walk solemnly. Many choose to walk barefoot, an additional
penance promised to God to absolve their sins.
Our nights in the pueblo have been late, the mood somber. We follow the priest up the main street to the town plaza as the float bearing Christ nailed to the cross maneuvers the tight corners of the callejon atop shoulders of school children. It is in a word, humbling. There are twelve stops along the way, each one just long enough for the costaleros to catch their breath and the priest to detail yet another station of the cross. The pueblo is quiet, pensive, respectful save for the wayward Vespa that buzzes down an empty sidestreet in hopes of finding an open bar to catch the last half of the futbol game. Tonight, this Good Friday, we will be back at the plaza for one last procession. The two brotherhoods of the pueblo will carry their floats atop the shoulders of weeping men. The two groups will weave in and out of our narrow pueblo streets until they meet in the main plaza thus reuiniting Mary and her Son.
|This float is called El Cristo de la Caridad It is mounted on a |
handcarved rosewood platform dating back to the early1500s &
weighs over 1500 kilos.
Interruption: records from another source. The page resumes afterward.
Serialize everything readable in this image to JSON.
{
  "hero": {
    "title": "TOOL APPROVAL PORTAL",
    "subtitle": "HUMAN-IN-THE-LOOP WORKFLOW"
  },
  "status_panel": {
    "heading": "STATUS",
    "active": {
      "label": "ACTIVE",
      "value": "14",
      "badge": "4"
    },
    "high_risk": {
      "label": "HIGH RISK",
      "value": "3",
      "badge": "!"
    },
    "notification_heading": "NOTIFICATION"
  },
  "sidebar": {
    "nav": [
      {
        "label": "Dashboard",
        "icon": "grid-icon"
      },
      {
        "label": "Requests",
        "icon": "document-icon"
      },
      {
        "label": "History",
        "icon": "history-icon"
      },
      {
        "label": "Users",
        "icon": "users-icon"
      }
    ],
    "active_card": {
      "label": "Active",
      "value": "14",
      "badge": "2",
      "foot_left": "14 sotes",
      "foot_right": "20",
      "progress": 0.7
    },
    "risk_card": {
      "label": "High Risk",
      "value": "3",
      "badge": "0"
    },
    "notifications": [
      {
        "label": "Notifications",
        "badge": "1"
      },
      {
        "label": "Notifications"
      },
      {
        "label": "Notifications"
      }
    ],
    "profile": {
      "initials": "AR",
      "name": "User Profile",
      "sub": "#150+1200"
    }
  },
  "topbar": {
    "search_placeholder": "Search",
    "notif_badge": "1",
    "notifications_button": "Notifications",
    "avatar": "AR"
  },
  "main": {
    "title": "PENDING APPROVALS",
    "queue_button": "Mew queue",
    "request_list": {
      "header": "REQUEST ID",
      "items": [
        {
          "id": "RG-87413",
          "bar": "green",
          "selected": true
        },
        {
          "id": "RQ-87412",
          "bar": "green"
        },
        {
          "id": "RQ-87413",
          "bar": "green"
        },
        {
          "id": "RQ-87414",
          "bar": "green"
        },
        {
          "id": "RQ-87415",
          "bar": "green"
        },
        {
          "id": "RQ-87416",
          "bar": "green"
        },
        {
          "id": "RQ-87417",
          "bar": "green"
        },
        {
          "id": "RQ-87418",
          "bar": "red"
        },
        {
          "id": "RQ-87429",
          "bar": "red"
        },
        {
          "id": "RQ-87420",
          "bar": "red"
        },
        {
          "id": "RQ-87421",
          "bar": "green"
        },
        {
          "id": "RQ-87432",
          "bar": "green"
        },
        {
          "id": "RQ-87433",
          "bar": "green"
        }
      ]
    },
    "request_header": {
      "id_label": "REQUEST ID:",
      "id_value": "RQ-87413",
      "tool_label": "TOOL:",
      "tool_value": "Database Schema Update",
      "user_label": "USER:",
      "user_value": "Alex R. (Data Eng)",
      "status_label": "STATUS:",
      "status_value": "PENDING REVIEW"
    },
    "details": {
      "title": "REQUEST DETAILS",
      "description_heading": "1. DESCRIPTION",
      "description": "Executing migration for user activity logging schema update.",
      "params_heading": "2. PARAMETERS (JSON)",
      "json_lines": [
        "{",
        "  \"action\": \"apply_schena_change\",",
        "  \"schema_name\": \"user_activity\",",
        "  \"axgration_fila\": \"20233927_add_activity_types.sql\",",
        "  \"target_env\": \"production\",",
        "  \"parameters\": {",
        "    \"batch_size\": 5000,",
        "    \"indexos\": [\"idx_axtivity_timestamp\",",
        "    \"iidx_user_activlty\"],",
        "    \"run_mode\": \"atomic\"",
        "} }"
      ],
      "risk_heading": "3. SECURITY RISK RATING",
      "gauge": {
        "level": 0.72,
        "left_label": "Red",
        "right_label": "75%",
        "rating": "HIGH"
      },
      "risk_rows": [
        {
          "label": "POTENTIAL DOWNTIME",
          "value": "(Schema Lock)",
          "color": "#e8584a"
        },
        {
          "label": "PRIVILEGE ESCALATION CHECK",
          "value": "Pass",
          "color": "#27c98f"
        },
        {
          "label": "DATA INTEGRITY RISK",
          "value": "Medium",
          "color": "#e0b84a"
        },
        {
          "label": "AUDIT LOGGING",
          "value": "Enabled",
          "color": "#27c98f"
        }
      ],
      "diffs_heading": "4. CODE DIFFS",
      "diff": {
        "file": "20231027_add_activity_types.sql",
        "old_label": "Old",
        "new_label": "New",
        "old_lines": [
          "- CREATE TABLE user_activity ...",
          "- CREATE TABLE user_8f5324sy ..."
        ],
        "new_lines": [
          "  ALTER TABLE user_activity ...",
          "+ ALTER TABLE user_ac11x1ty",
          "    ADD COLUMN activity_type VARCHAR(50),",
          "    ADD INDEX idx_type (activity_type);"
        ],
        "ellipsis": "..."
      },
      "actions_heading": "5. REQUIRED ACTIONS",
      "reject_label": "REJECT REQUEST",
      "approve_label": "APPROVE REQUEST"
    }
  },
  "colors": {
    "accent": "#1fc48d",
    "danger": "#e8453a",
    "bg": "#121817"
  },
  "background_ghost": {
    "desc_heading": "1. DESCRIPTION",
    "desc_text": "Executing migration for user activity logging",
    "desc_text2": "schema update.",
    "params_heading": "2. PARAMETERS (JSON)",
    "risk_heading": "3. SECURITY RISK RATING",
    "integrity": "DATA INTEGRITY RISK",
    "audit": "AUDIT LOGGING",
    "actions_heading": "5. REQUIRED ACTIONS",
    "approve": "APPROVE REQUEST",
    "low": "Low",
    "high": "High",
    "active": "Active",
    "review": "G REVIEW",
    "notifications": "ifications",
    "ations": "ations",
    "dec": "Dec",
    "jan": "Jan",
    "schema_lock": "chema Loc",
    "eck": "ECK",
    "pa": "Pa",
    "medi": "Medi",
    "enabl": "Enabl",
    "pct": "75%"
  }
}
And it was carried on the backs of men
who march in unsion underneath its massive weight.